Your answer should be the lines of the data below that contain "Total".

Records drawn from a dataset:
*** Begin section ***

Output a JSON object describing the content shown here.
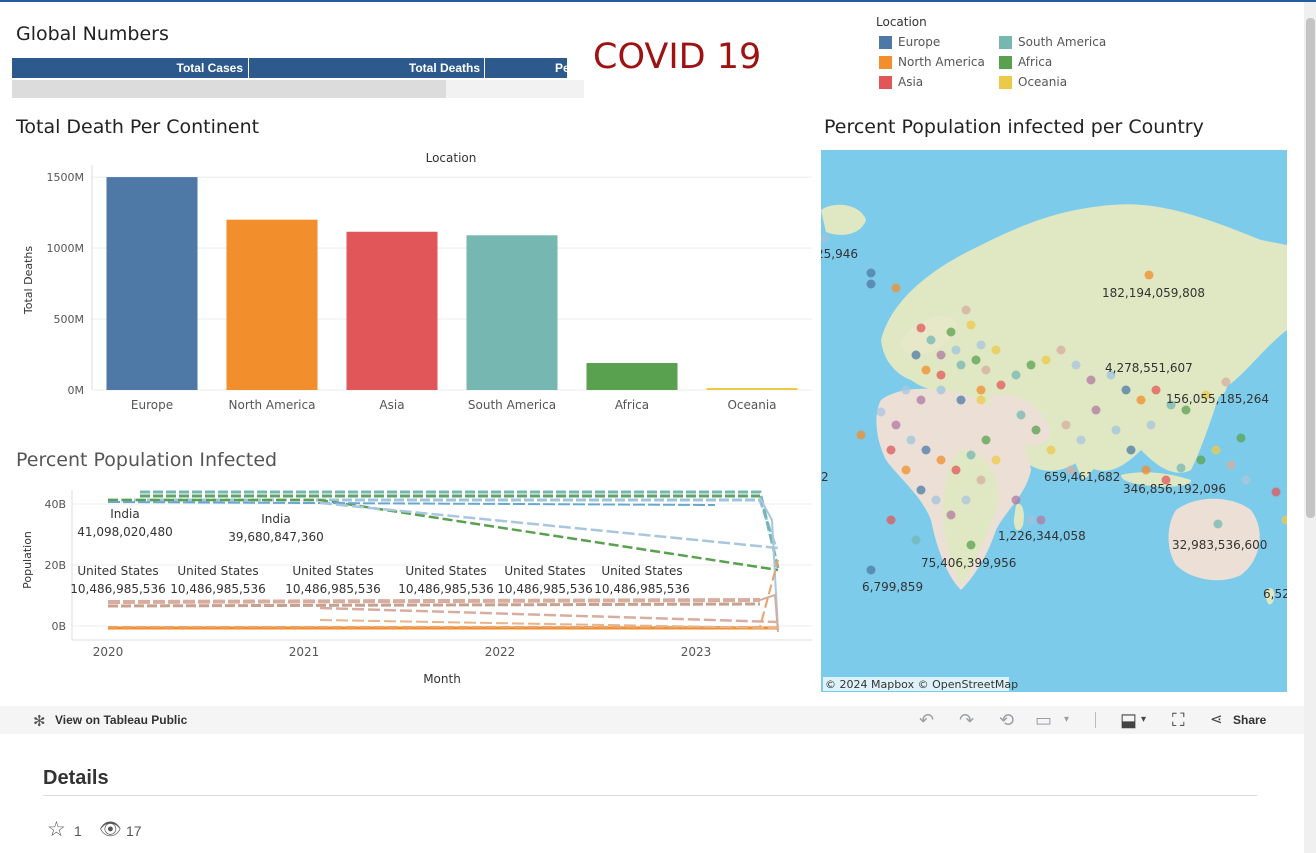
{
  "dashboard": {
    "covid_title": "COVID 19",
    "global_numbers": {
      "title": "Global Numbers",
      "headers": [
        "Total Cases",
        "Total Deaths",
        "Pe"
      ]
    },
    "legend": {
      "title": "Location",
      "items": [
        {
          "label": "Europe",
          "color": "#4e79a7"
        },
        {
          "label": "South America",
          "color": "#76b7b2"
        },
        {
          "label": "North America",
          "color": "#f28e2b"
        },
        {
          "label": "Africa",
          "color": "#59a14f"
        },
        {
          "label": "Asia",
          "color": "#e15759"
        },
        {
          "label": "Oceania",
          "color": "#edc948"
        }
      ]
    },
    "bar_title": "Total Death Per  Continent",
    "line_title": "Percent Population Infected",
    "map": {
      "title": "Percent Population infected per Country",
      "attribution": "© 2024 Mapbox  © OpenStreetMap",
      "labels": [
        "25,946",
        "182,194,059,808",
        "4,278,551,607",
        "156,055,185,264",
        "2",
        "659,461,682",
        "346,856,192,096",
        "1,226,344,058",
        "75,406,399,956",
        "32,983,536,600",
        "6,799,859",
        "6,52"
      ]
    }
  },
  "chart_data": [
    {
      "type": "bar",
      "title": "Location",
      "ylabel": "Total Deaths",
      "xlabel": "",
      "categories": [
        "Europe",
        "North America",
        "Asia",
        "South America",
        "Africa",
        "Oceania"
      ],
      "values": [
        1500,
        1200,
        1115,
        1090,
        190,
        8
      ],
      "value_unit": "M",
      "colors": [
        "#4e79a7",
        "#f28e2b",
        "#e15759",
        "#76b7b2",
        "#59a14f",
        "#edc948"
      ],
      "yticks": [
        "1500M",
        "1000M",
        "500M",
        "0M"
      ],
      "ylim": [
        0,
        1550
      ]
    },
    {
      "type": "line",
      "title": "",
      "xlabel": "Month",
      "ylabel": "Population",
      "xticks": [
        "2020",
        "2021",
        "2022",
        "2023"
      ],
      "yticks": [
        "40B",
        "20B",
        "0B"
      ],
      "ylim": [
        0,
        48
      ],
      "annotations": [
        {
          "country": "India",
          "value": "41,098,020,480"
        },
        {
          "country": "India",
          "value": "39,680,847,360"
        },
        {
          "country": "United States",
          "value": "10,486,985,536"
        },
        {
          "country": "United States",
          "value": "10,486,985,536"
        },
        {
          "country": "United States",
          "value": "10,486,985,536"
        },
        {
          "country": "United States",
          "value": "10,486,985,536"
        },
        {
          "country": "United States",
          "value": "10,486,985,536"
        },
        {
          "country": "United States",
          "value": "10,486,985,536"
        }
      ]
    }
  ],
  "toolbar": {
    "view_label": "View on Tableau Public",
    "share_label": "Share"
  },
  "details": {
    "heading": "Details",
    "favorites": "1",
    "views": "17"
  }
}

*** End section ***

SOLUTION FOR THIS TASK:
        "Total Cases",
        "Total Deaths",
    "bar_title": "Total Death Per  Continent",
      "ylabel": "Total Deaths",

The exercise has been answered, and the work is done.